  • 38. Amadeus is a leading transaction processor and provider ofadvanced technology solutions for the global travel andtourism industry.Customer groups include travel providers (e.g. airlines, hotels,rail, ferries, etc.), travel sellers (travel agencies and websites),and travel buyers (corporations and individual travellers).The group operates a transaction-based business model andprocessed 850 million billable travel transactions in 2010.Amadeus has central sites in Madrid (corporate headquartersand marketing), Nice (development) and Erding (operations –data processing centre) and regional offices in Miami, BuenosAires, Bangkok and Dubai. At a market level, Amadeus maintainscustomer operations through 73 local Amadeus CommercialOrganisations covering 195 countries.Amadeus is listed on the Madrid, Barcelona, Bilbao and Valenciastock exchanges and trades under the symbol “AMS.MC”. For theyear ended December 31 2010, the company reported revenuesof €2,683 million and EBITDA of €1,015 million. The Amadeusgroup employs over 10,270 people worldwide, with 123 nation-alities represented at the central offices. About AmadeusFounded in 1995, Travel Tech Consulting, Inc. is the recognisedleader on how emerging technologies impact the global travelindustry. Their knowledge reaches across all industry segmentsincluding airlines, online travel agencies, corporate, leisure,hospitality, and government with a particular focus on emergingtechnologies such as mobile and social networking.Founded by Travel Tech Consulting President, Norm Rose, thecompany works with a global network of travel industry expertswho join forces to meet the needs of specific client engagementsworldwide. Travel Tech’s consultants are experts in all sectors ofthe travel industry including airline reservations & loyalty systems,online travel booking & wholesale technology, global distributionsystems , travel agent point of sale & distribution platforms andbooking & voucher automation amongst many others.9 About Travel Tech Consulting Inc.About the writerNorm Rose is world renowned for his traveltechnology expertise, particularly his analysisof the impact of emerging trends such asmobile and social media. From 1982-1988he held sales and marketing managementpositions at United Airlines and from 1989-1995, Norm was corporate travel manager forSun Microsystems. At Sun, he worked with a number of third-party developers creating client/server software for the businesstravel market. This included early prototypes of self-bookingtools and expense management systems. He is also the authorof numerous publications and articles including Mobile: the NextPlatform for Travel (March 2009) Corporate Travel TechnologyToday and Tomorrow (Fall 2007); Selling Complex Leisure TravelOnline: Focus on Dynamic Packaging Technology (December2004), Emerging Trends in Wireless Technology and The GlobalTravel Industry (October 2003) and Corporate Travel: TechnologyTrends and Market Analysis (Spring 2002).1038 The always-connected traveller: How mobile will transform the future of air travel38 The always-connected traveller: How mobile will transform the future of air travel

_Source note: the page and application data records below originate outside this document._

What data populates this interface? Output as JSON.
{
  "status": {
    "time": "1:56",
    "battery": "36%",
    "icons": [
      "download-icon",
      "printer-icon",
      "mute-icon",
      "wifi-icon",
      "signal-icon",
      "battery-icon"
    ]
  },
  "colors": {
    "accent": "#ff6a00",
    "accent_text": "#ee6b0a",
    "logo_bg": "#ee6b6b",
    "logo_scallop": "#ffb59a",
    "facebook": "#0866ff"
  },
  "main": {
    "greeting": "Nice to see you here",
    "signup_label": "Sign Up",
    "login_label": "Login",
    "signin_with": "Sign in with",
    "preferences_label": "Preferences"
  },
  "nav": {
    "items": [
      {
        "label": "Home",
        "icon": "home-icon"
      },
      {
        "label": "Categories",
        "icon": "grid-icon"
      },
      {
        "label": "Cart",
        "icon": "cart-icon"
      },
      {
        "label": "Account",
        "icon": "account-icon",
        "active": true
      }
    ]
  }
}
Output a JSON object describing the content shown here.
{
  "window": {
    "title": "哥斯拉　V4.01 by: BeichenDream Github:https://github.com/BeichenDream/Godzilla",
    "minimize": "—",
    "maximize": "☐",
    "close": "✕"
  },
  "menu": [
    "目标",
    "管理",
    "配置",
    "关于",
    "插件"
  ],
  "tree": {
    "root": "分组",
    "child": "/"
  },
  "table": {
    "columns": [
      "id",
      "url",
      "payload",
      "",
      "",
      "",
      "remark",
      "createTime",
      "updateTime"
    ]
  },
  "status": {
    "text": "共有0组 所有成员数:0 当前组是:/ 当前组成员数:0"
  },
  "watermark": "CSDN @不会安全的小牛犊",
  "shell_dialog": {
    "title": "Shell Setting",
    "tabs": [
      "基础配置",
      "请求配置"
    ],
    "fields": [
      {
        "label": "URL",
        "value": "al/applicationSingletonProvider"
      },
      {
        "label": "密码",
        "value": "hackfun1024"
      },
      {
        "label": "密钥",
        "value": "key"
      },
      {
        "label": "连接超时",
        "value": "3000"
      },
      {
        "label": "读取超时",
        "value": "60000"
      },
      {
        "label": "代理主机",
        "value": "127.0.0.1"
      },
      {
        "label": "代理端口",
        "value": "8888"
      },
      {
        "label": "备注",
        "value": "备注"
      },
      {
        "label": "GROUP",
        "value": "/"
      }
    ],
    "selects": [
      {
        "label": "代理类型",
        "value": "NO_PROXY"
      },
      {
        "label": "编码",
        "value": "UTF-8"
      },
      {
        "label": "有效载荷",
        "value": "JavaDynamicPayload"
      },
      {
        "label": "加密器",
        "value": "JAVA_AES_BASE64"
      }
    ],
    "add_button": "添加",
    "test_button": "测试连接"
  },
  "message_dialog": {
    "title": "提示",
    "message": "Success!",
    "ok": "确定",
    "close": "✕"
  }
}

  • 39. The always-connected traveller: How mobile will transform the future of air travel 39www.amadeus.com/alwaysconnectedtraveller©2011AmadeusITGroupSA|1DMA0214